> [Task details]: Show all lines of the listing that hold the word "punto".

> [Available data]:
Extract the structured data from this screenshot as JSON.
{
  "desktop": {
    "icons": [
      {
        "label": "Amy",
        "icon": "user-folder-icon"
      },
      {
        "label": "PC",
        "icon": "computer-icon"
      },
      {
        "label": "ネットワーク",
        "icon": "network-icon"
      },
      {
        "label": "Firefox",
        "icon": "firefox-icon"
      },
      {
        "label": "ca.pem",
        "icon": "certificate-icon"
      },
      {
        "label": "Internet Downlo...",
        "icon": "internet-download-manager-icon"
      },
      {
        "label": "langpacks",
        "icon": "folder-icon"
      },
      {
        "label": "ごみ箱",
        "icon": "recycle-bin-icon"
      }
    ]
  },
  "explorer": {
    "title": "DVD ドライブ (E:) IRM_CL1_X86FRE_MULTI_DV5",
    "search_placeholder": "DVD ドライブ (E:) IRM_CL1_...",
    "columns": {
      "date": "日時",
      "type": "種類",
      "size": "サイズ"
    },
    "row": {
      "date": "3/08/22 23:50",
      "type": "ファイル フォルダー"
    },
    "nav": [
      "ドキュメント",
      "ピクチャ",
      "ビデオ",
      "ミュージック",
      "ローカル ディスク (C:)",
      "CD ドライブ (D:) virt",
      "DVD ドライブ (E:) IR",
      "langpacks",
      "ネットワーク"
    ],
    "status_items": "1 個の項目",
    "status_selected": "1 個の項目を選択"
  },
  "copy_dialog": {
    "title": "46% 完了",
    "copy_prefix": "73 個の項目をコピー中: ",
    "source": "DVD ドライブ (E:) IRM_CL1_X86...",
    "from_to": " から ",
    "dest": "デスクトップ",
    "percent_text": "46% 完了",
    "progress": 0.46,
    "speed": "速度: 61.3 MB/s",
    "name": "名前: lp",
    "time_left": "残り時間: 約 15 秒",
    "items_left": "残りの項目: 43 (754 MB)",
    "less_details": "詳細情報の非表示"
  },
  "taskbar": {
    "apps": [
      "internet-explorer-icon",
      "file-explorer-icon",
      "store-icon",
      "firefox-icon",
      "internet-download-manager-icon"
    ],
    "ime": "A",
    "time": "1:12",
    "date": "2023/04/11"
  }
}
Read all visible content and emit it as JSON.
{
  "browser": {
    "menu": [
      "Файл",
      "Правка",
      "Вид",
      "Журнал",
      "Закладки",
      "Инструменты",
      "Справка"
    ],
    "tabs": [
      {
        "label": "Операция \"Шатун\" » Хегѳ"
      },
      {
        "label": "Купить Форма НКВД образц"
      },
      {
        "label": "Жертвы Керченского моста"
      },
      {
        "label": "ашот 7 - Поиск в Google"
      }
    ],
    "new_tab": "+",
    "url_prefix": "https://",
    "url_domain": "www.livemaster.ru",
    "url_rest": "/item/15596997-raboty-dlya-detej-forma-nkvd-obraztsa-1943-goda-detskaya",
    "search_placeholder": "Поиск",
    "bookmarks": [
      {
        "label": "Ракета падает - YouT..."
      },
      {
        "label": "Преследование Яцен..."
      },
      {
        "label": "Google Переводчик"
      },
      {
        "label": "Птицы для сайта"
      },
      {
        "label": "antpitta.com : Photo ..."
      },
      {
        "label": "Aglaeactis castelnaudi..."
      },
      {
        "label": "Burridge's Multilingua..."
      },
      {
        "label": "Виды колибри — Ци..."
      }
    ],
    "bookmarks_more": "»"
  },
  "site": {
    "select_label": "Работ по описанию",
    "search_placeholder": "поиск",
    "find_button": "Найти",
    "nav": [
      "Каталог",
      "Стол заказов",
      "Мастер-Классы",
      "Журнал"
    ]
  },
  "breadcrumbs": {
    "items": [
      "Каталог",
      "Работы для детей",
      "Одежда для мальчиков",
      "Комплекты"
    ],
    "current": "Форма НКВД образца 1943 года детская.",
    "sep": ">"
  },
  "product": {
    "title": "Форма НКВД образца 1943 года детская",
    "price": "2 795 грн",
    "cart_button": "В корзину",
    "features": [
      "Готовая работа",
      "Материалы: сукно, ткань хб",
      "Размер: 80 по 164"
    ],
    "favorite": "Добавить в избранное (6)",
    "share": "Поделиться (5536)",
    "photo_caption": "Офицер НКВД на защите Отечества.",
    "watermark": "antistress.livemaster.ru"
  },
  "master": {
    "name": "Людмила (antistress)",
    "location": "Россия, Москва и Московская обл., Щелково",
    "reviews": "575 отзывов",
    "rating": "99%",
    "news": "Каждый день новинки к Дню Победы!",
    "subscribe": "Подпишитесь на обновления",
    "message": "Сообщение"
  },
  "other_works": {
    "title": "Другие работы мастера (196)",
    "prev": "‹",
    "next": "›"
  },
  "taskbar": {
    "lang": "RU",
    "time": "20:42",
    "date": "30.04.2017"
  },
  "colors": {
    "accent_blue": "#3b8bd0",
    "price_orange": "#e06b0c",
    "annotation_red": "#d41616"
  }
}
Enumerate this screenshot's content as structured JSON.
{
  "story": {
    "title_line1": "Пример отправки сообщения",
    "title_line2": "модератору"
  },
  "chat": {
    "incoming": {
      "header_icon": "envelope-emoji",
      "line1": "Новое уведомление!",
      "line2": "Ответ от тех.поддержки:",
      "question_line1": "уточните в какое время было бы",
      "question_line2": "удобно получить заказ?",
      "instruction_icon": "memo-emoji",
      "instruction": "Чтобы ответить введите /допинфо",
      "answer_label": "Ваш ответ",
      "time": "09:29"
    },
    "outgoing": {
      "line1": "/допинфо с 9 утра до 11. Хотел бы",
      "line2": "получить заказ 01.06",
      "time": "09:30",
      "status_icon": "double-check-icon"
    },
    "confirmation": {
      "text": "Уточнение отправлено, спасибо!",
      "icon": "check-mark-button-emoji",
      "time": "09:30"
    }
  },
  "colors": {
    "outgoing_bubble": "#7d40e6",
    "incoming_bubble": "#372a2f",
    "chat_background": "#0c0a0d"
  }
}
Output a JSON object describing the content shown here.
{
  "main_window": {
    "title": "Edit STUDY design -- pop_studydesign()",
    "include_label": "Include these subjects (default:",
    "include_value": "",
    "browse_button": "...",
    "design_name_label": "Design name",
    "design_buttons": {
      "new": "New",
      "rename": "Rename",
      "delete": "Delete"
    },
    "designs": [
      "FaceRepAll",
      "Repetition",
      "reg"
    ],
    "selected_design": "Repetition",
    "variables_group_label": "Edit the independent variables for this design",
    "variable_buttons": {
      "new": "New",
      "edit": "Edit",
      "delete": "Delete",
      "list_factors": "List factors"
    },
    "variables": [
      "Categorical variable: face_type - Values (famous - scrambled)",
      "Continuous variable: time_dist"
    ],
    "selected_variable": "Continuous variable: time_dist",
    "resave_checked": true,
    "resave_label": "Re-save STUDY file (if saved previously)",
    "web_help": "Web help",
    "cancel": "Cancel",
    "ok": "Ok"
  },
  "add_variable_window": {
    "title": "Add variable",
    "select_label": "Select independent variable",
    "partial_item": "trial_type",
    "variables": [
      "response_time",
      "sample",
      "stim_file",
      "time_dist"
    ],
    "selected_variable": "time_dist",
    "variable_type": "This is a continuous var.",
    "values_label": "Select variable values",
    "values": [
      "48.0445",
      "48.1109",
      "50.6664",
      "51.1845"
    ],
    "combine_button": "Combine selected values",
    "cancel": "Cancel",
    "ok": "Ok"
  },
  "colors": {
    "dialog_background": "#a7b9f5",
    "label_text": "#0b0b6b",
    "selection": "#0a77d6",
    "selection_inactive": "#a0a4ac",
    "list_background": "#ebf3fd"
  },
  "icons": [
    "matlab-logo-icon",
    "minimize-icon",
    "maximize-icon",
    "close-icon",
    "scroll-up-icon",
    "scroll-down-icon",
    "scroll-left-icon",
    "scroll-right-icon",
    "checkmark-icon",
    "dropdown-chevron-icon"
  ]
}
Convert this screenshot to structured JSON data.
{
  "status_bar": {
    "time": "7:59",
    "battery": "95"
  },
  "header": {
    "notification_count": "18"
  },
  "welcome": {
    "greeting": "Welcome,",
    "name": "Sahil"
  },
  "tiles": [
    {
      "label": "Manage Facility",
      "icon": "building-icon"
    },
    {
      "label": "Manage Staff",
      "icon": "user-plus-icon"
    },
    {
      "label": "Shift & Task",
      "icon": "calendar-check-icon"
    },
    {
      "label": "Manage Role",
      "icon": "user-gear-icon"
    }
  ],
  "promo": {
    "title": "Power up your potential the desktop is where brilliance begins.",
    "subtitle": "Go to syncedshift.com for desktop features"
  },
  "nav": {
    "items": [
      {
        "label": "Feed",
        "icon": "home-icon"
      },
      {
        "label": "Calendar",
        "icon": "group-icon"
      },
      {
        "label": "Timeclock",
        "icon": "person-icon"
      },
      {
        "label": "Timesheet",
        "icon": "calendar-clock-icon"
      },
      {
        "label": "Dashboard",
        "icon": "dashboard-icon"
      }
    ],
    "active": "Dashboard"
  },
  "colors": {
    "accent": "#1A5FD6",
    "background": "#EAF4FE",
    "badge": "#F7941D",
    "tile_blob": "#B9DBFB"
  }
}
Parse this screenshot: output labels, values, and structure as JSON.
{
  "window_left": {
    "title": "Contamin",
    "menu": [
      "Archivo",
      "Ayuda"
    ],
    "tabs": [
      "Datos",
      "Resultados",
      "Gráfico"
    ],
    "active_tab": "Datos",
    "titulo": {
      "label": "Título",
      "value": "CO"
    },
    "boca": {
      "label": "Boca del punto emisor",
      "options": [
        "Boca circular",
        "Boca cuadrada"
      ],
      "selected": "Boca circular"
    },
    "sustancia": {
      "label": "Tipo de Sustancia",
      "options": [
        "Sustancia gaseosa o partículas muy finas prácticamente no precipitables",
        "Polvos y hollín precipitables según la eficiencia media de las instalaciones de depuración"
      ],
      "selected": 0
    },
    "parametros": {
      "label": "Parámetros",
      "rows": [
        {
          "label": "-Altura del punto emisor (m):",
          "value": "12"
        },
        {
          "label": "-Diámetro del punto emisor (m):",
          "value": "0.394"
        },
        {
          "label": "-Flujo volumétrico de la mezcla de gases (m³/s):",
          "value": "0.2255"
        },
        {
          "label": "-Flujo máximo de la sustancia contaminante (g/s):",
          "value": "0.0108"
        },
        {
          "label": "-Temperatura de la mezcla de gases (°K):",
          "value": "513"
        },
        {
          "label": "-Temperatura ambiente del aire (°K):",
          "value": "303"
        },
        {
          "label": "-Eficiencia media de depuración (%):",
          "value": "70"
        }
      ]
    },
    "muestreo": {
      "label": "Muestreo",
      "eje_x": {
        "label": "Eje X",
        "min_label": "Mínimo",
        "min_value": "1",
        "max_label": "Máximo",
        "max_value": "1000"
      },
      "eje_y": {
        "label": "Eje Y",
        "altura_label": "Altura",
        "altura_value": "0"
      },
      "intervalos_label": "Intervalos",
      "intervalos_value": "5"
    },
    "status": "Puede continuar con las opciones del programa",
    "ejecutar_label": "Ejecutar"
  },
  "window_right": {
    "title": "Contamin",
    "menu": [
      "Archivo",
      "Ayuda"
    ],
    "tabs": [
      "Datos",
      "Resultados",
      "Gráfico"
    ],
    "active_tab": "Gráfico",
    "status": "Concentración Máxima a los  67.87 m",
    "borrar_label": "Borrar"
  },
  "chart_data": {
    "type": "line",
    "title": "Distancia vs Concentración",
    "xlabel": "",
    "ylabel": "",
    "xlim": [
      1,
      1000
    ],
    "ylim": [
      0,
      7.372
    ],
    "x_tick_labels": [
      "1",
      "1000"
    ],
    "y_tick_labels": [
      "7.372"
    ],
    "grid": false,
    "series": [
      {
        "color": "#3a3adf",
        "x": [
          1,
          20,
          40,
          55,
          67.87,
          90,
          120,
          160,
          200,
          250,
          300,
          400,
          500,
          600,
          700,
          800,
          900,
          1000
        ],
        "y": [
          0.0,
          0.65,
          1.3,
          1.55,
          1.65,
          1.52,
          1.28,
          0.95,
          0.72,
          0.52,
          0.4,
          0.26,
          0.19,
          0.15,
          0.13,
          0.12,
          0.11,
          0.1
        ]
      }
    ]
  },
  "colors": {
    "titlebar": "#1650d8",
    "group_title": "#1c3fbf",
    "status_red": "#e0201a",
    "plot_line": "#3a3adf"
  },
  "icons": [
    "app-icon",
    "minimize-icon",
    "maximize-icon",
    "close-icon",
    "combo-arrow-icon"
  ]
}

> [Task solution]:
      "label": "Boca del punto emisor",
          "label": "-Altura del punto emisor (m):",
          "label": "-Diámetro del punto emisor (m):",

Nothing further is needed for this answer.